By mid-morning, the flames were extinguished. Long ruled both buildings a total loss.

"A big chunk of the downtown is gone," he said.

Kempnich started Companeros in an old wood building 29 years ago with his father Mike. In those days, Dorset wasn't known for its restaurants.

"Dorset was known for being the smallest town in the country to have a bank," he said. "Then the bank moved out and we had nothing."

Dorset also is known for electing a 3-year-old mayor.

The town has no formal city government and the vote for mayor is a paid fundraiser for regional charities.

After Companeros started up, the restaurants began working together to bring in tourism, tailoring menus to cater to any whim of taste. Twenty years ago, as business improved, Kempnich bought the Dorset House. Other small businesses popped up to serve restaurant goers.

Over the years he said his restaurants, along with the Dorset Cafe and LaPasta Italian Eatery, brought locals together. Most years he employs between 75 and 100 people from all over the area. Some have been around for 25 years.

"Dorset is like a family," he said. "We built it with restaurants."

Now half of those restaurants are gone. Kempnich doesn't know what to do. He'd like to start over, but said his insurance won't pay enough for a total rebuild.

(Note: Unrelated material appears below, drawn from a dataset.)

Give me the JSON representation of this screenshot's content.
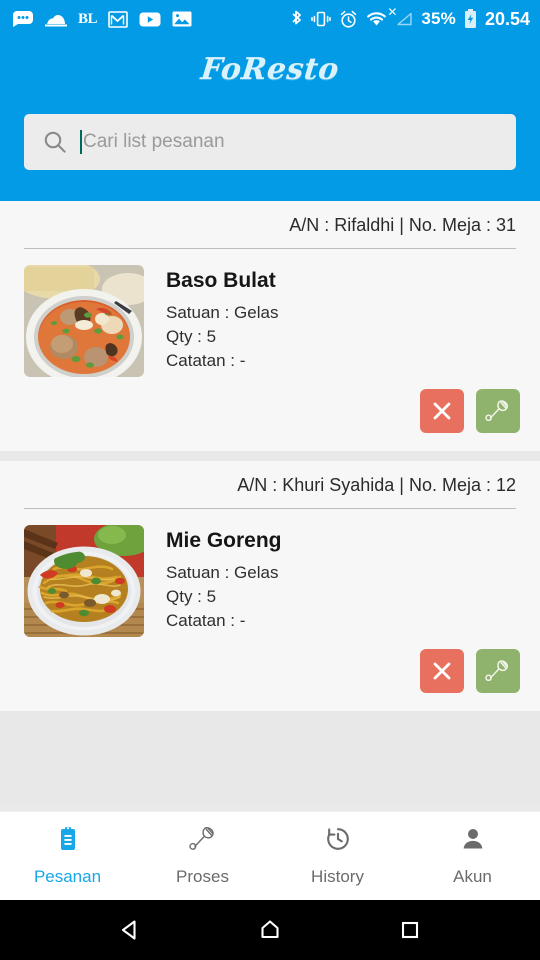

For now at least, Dorset can't claim the title of world's restaurant capital.